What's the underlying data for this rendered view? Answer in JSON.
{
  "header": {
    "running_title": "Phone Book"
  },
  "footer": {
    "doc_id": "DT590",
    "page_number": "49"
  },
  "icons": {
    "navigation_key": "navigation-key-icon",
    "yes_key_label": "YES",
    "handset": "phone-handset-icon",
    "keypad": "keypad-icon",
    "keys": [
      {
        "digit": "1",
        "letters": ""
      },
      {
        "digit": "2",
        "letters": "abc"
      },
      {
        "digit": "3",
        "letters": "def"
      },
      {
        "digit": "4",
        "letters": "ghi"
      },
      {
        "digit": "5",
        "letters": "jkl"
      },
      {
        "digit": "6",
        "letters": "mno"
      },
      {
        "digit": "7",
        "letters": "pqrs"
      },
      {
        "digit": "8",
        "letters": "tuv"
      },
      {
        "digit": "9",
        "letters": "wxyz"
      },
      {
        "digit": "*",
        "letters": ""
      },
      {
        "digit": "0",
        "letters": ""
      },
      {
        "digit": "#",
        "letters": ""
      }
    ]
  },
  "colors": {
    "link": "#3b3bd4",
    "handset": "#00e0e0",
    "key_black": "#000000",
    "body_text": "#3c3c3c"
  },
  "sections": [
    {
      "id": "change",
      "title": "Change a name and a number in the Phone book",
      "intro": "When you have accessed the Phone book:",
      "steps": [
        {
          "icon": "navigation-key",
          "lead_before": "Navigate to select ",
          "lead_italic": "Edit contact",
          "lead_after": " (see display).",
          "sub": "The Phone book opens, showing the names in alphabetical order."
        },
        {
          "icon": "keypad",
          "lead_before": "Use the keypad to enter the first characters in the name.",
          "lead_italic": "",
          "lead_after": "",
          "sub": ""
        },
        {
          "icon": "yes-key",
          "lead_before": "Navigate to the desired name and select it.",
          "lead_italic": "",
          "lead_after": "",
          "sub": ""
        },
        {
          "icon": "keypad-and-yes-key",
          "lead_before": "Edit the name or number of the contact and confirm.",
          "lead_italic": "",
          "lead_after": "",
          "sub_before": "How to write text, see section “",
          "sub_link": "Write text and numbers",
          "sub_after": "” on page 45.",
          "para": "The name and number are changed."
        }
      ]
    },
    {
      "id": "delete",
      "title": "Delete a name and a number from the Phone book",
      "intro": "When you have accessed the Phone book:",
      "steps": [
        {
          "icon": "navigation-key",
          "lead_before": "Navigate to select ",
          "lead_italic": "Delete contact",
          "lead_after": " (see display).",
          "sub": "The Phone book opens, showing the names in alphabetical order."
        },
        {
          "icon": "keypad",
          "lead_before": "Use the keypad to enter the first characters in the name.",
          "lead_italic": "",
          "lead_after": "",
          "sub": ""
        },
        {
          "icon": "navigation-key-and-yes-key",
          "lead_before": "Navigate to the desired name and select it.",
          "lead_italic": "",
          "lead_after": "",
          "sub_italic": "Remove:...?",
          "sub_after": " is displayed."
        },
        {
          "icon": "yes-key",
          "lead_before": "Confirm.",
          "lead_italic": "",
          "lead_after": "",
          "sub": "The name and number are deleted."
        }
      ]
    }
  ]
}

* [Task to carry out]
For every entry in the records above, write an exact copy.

* [Result for this exercise]
What's the underlying data for this rendered view? Answer in JSON.
{
  "header": {
    "running_title": "Phone Book"
  },
  "footer": {
    "doc_id": "DT590",
    "page_number": "49"
  },
  "icons": {
    "navigation_key": "navigation-key-icon",
    "yes_key_label": "YES",
    "handset": "phone-handset-icon",
    "keypad": "keypad-icon",
    "keys": [
      {
        "digit": "1",
        "letters": ""
      },
      {
        "digit": "2",
        "letters": "abc"
      },
      {
        "digit": "3",
        "letters": "def"
      },
      {
        "digit": "4",
        "letters": "ghi"
      },
      {
        "digit": "5",
        "letters": "jkl"
      },
      {
        "digit": "6",
        "letters": "mno"
      },
      {
        "digit": "7",
        "letters": "pqrs"
      },
      {
        "digit": "8",
        "letters": "tuv"
      },
      {
        "digit": "9",
        "letters": "wxyz"
      },
      {
        "digit": "*",
        "letters": ""
      },
      {
        "digit": "0",
        "letters": ""
      },
      {
        "digit": "#",
        "letters": ""
      }
    ]
  },
  "colors": {
    "link": "#3b3bd4",
    "handset": "#00e0e0",
    "key_black": "#000000",
    "body_text": "#3c3c3c"
  },
  "sections": [
    {
      "id": "change",
      "title": "Change a name and a number in the Phone book",
      "intro": "When you have accessed the Phone book:",
      "steps": [
        {
          "icon": "navigation-key",
          "lead_before": "Navigate to select ",
          "lead_italic": "Edit contact",
          "lead_after": " (see display).",
          "sub": "The Phone book opens, showing the names in alphabetical order."
        },
        {
          "icon": "keypad",
          "lead_before": "Use the keypad to enter the first characters in the name.",
          "lead_italic": "",
          "lead_after": "",
          "sub": ""
        },
        {
          "icon": "yes-key",
          "lead_before": "Navigate to the desired name and select it.",
          "lead_italic": "",
          "lead_after": "",
          "sub": ""
        },
        {
          "icon": "keypad-and-yes-key",
          "lead_before": "Edit the name or number of the contact and confirm.",
          "lead_italic": "",
          "lead_after": "",
          "sub_before": "How to write text, see section “",
          "sub_link": "Write text and numbers",
          "sub_after": "” on page 45.",
          "para": "The name and number are changed."
        }
      ]
    },
    {
      "id": "delete",
      "title": "Delete a name and a number from the Phone book",
      "intro": "When you have accessed the Phone book:",
      "steps": [
        {
          "icon": "navigation-key",
          "lead_before": "Navigate to select ",
          "lead_italic": "Delete contact",
          "lead_after": " (see display).",
          "sub": "The Phone book opens, showing the names in alphabetical order."
        },
        {
          "icon": "keypad",
          "lead_before": "Use the keypad to enter the first characters in the name.",
          "lead_italic": "",
          "lead_after": "",
          "sub": ""
        },
        {
          "icon": "navigation-key-and-yes-key",
          "lead_before": "Navigate to the desired name and select it.",
          "lead_italic": "",
          "lead_after": "",
          "sub_italic": "Remove:...?",
          "sub_after": " is displayed."
        },
        {
          "icon": "yes-key",
          "lead_before": "Confirm.",
          "lead_italic": "",
          "lead_after": "",
          "sub": "The name and number are deleted."
        }
      ]
    }
  ]
}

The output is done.